▸ Work to complete: Scan the entries for the word "Pozicija", and copy every line where it appears.

▸ Input data:
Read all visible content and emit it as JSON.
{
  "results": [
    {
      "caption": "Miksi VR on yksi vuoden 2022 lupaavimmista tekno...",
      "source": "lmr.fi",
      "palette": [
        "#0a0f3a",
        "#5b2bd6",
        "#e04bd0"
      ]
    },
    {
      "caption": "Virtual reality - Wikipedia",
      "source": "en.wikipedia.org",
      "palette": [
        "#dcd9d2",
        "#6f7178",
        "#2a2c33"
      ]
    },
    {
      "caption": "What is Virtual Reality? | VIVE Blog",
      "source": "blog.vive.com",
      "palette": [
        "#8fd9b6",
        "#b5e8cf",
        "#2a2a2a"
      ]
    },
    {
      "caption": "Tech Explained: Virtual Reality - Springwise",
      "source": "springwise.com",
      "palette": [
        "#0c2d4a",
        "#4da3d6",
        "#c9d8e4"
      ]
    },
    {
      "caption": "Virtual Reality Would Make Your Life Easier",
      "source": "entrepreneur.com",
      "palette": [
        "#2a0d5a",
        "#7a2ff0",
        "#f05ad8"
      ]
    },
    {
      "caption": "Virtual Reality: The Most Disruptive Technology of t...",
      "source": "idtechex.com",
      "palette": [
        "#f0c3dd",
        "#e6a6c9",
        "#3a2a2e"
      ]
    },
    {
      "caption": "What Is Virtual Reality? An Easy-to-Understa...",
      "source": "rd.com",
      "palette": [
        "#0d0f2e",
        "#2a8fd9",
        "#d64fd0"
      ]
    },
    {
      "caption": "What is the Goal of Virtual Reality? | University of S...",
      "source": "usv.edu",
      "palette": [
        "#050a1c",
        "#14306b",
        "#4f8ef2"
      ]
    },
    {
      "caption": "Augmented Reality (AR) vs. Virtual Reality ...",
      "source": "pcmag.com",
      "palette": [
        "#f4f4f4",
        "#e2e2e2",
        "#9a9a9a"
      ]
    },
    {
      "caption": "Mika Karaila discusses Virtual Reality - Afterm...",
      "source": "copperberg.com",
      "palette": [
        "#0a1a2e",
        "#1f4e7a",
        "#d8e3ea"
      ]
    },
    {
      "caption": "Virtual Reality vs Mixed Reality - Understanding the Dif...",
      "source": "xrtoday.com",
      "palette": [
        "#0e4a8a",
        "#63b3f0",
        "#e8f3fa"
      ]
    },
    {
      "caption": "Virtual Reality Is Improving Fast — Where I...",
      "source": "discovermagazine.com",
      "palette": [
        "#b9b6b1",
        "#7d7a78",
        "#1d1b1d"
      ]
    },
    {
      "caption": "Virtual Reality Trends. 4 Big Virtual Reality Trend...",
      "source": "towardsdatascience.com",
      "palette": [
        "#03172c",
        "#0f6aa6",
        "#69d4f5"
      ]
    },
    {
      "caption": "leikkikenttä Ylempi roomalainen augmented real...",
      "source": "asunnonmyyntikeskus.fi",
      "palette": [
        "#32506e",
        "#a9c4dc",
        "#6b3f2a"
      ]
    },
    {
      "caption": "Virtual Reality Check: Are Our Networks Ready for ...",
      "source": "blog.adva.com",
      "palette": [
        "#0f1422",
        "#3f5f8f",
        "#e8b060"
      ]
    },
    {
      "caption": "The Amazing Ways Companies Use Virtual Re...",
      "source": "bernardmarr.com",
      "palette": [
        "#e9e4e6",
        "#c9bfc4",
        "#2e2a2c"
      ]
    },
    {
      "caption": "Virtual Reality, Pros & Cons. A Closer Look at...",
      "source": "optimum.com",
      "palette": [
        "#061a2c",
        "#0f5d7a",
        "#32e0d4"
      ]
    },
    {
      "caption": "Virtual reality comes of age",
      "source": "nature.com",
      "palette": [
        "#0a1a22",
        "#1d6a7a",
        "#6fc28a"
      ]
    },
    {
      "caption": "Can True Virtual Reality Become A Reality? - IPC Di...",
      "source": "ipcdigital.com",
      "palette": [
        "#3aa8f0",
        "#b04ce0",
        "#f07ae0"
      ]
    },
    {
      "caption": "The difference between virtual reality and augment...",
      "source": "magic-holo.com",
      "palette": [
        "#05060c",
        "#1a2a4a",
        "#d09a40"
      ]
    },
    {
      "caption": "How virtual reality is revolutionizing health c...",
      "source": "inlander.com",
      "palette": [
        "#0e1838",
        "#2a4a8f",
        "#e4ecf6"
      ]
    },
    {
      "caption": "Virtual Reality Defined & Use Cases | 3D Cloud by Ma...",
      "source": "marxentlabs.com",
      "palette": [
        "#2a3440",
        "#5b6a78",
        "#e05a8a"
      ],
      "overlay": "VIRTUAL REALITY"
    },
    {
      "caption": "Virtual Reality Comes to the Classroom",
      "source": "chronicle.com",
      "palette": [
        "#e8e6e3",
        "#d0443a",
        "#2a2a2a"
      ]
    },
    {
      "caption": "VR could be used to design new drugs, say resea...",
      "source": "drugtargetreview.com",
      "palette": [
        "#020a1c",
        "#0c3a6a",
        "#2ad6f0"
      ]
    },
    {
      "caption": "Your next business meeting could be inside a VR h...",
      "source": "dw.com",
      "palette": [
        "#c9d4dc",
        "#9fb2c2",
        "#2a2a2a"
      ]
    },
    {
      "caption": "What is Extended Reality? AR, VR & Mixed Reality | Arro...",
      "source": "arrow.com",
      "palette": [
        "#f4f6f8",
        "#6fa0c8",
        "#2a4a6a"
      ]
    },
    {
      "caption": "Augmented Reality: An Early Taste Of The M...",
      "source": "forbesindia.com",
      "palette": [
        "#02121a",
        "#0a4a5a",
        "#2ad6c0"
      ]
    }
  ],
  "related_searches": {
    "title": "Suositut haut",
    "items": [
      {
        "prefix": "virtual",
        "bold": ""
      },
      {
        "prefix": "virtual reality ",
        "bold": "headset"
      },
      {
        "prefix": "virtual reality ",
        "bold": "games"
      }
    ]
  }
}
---
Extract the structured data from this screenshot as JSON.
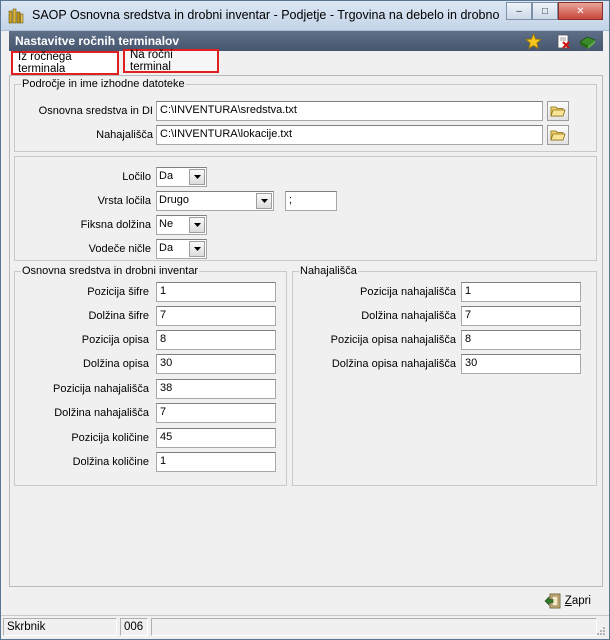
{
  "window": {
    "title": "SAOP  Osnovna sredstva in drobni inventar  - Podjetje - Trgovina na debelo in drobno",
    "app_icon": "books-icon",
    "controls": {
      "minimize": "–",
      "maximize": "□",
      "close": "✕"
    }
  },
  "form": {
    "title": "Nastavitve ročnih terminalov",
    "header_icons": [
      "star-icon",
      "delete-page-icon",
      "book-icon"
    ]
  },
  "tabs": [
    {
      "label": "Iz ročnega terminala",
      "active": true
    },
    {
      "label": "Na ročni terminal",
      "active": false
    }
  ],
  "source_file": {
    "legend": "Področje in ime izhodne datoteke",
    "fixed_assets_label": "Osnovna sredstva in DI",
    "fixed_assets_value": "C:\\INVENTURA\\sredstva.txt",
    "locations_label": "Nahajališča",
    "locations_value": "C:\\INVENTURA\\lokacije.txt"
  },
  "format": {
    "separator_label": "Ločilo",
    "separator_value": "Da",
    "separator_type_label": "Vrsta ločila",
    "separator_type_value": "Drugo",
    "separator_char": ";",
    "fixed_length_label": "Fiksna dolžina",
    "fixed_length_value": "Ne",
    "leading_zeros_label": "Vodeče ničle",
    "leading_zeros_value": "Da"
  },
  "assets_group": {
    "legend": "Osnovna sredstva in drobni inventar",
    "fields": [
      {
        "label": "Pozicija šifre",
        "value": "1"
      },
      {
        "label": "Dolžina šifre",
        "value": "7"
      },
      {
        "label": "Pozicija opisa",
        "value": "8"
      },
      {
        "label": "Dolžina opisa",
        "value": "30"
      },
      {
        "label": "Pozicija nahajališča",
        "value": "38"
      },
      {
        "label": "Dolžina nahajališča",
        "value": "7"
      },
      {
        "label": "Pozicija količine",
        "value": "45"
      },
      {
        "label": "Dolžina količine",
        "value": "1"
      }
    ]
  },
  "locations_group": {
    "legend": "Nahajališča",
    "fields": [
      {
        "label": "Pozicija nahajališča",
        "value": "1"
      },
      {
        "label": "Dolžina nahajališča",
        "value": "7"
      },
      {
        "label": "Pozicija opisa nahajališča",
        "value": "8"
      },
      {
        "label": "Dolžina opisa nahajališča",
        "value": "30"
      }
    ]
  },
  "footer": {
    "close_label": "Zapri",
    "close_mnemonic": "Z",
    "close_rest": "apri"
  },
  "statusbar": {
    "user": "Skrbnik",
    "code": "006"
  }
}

▸ Response for this exercise:
        "label": "Pozicija šifre",
        "label": "Pozicija opisa",
        "label": "Pozicija nahajališča",
        "label": "Pozicija količine",
        "label": "Pozicija nahajališča",
        "label": "Pozicija opisa nahajališča",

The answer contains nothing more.